How 3 Popular Types of Creams and Gels Can Help Sun Damaged Skin Lifestyles
Summer and the sun go hand in hand. While a day relaxing in the garden or at the beach can make a perfect summer afternoon, it’s essential that people take steps to protect their skin from sun damage. The United States National Library of Medicine notes that a little sun can be good for the skin as long as people make a significant effort to protect themselves from overexposure. When the sun’s ultraviolet rays penetrate the outer layers of the skin and strike the deeper layers of the skin, skin cells can be damaged or even killed. Damage to skin cells increases the risk of skin cancer, which the World Cancer Research Fund and the American Institute for Cancer Research report as one of the most frequently diagnosed cancers in the world.
In addition to increasing a person’s risk of skin cancer, overexposure to UV rays from the sun can produce painful side effects, including sunburn. Health care experts at Scripps Health of San Diego note that a variety of topical creams and gels can help treat sun damaged skin. As effective and helpful as the following three creams and gels may be, individuals are urged to prioritize the prevention of sun damaged skin, which involves avoiding the sun between 10 a.m. and 4 p.m. UV rays from the sun are strongest, and wear and reapply sunscreen regularly with a minimum sun protection factor of 30.

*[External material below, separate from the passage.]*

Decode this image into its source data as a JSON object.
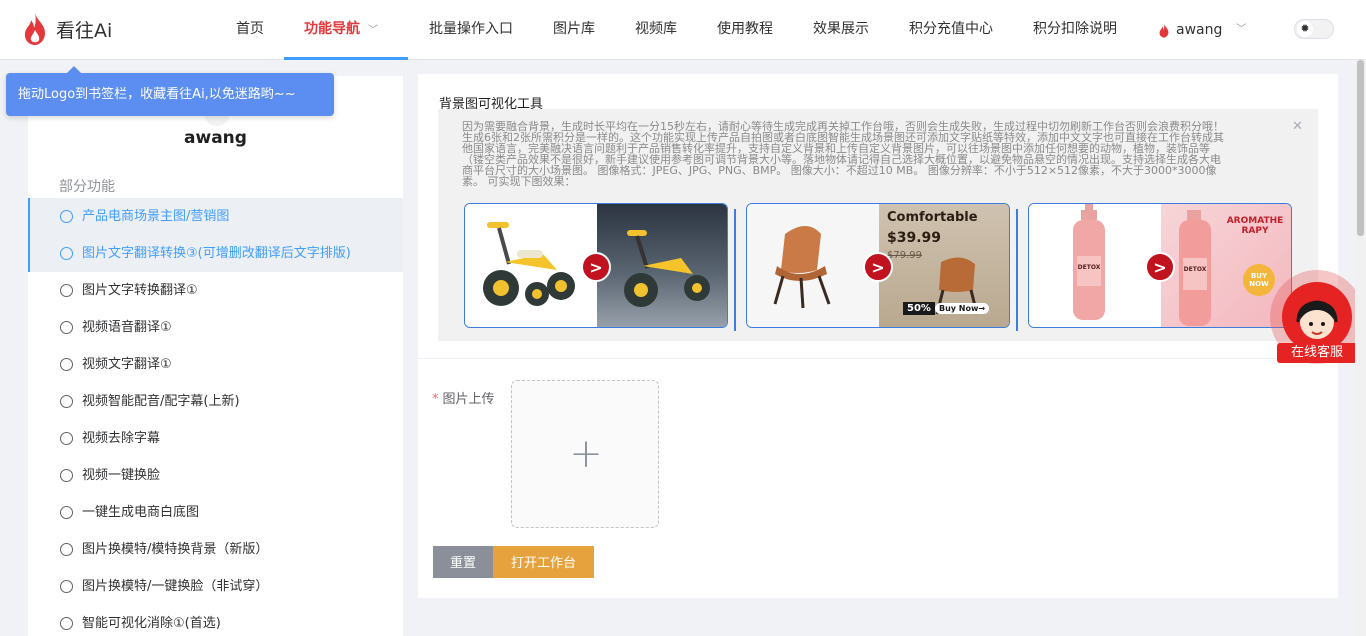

• Exfoliators: Scripps Health notes that exfoliators are designed to stimulate faster cell turnover in the skin. This can help people whose skin is damaged by the sun, as this damage slows down the rate at which skin cells renew and replace themselves. As a result, exfoliators can help relieve the dull, dry skin that often develops after overexposure to the sun.
• Retinoids: Retinoids are compounds derived from vitamin A which, like exfoliators, also speed up the process of skin cell renewal. Scripps Health notes that retinoids also stimulate collagen production and lighten dark spots.
• Vitamin C and other antioxidants: WebMD notes that some research has suggested that vitamin C may help reduce UV damage to the skin, although such creams should never be used as a substitute for sunscreen.
People concerned about sun damaged skin can talk to a dermatologist about different ways to protect their skin when spending time outdoors.